“We're seeing us move or increase our competitive positioning in the area of diabetes as well as oncology. And those were two key drivers of [China sales] growth. And we'd anticipate seeing continued strong volume growth in 2012 as well,” Derica W. Rice, president of Lilly Research Laboratories, told analysts during the January 31 conference call that followed the release of fourth-quarter and full-year 2011 results, according to a transcript by Seeking Alpha.
Another driver of China growth is Lilly’s erectile dysfunction drug Cialis. It entered the Chinese market in 2009 and will soon surpass Pfizer’s Viagra as the top-selling drug for the condition, Eric Baclet, president of Lilly China, said at the briefing: “In our quest for leadership in some of these China cities, we feel very confident.”
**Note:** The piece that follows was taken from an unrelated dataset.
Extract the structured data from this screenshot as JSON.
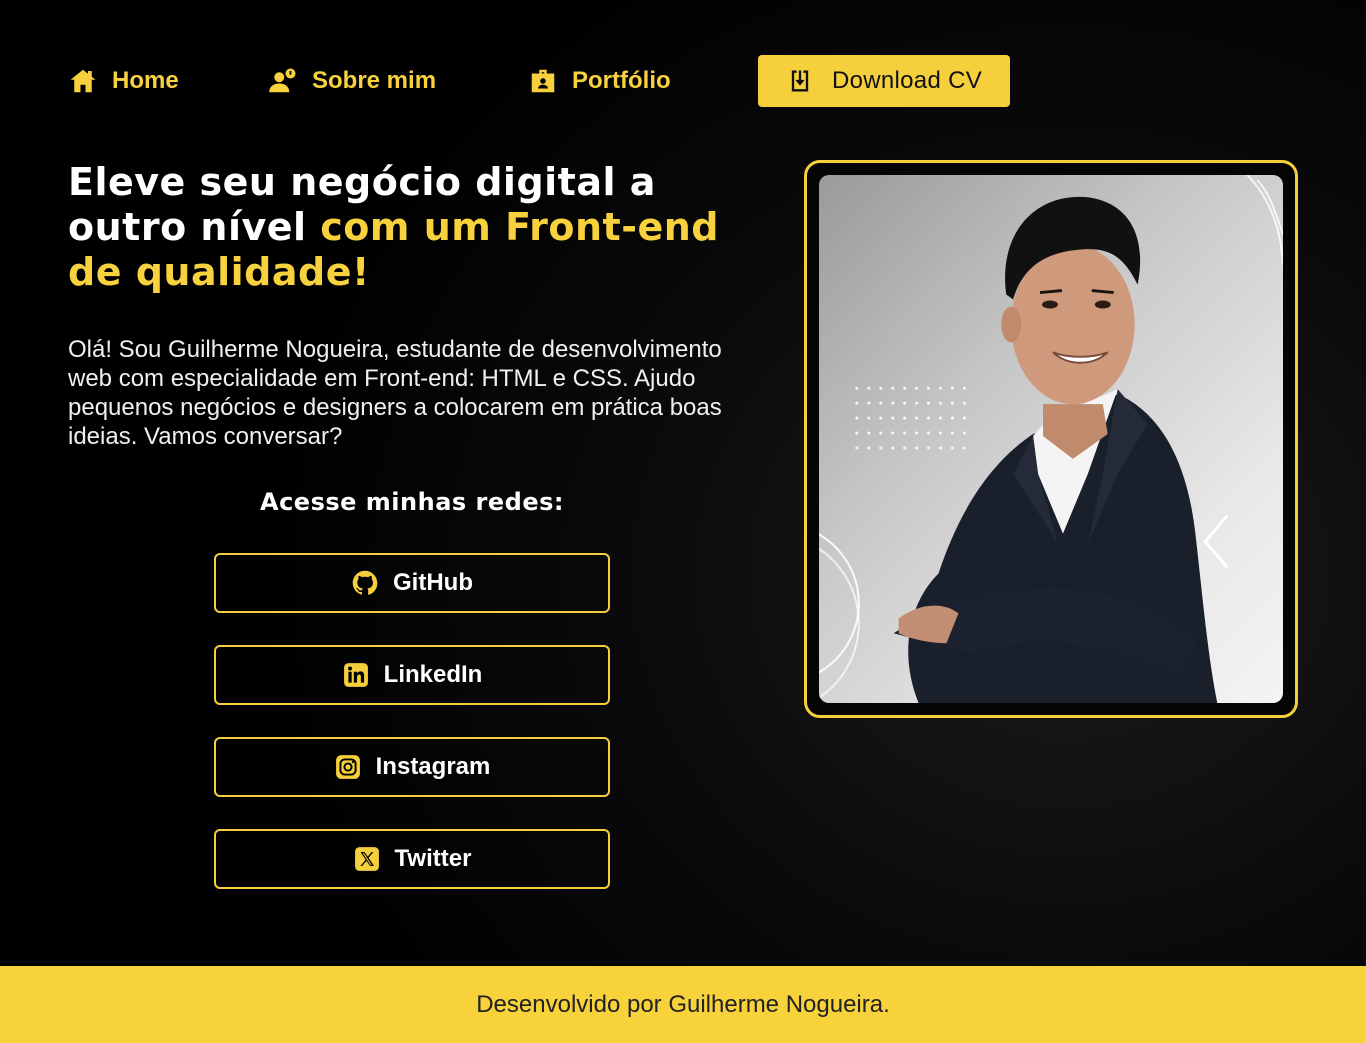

In addition to drug sales, Lilly is also pinning its growth hopes on becoming the first international drug company to penetrate China’s drug distribution sector. Lechleiter said Lilly intends to form commercial partnerships with Chinese companies that work in distribution and emerging technologies “when the time is right,” according to China Daily.
Frank Guo, research director of the market-research company Ipsos Healthcare China, told China Daily that having its own distribution channels will allow Lilly to cut costs by increasing efficiency. He noted China's pharmaceutical distribution network has been dominated to date by large domestic companies such as Shanghai Pharmaceuticals and China National Pharmaceutical Group. Their profit margins exceed 10%, 10 times what distributors can make in developed markets, such as the U.S. and Europe.
Lilly is one of numerous multinational pharma giants expanding operations in China in recent years, attracted by lower manufacturing costs and faster review-to-market timeframes than in the West. Additionally, the country's growing life sciences workforce capable of carrying out R&D is also a point of attraction. Roche CEO Severin Schwan, whose company saw China sales grow 35% last year, earlier this month declared the country “well equipped to be an innovator in any number of sectors including the research-based pharmaceutical industry.”
Chinese law bars drug-distribution companies wholly funded from foreign sources from establishing themselves but has allowed some companies in other industries to expand into China through joint ventures with Chinese counterparts. No drug company has done so to date, however.
Even if Lilly surmounts that hurdle, it faces another that will be increasingly common to drug makers going forward: China has promised to maintain low drug prices as its population ages, increasing demand for treatments. “While we understand the need of the government to save money and moderate the cost of providing healthcare, we also believe that other factors need to be taken into account,” Lechleiter said, according to Bloomberg, adding that drug quality and the reliability of supply should be considered.
China’s price containment adds pressure on profit margins at a time when Lilly and other drug companies are scrambling to recoup revenues lost as patents expire on older blockbuster drugs. Lilly is particularly vulnerable to the “patent cliff.” The company faces patent expirations affecting more than half its 2010 sales by 2020, Bernstein Research analyst Tim Anderson estimated last summer. During this decade, absent approval of any new drugs, he estimated Lilly sales could sink from $21.7 billion in 2010 to $9.7 billion in 2020, the sharpest drop among nine companies studied.
When non-prescription drug revenues are included, the estimate falls by less, going from $23 billion to $14 billion, leaving Lilly with the second-worst decline behind AstraZeneca. Faring best, according to Bernstein Research, is GlaxoSmithKline, with a roughly 10% prescription drug sales decline but also a nearly 20% gain when total revenues are projected, neck-and-neck with Novartis.
To read the story from Bloomberg, click here.
To read the story from China Daily, click here.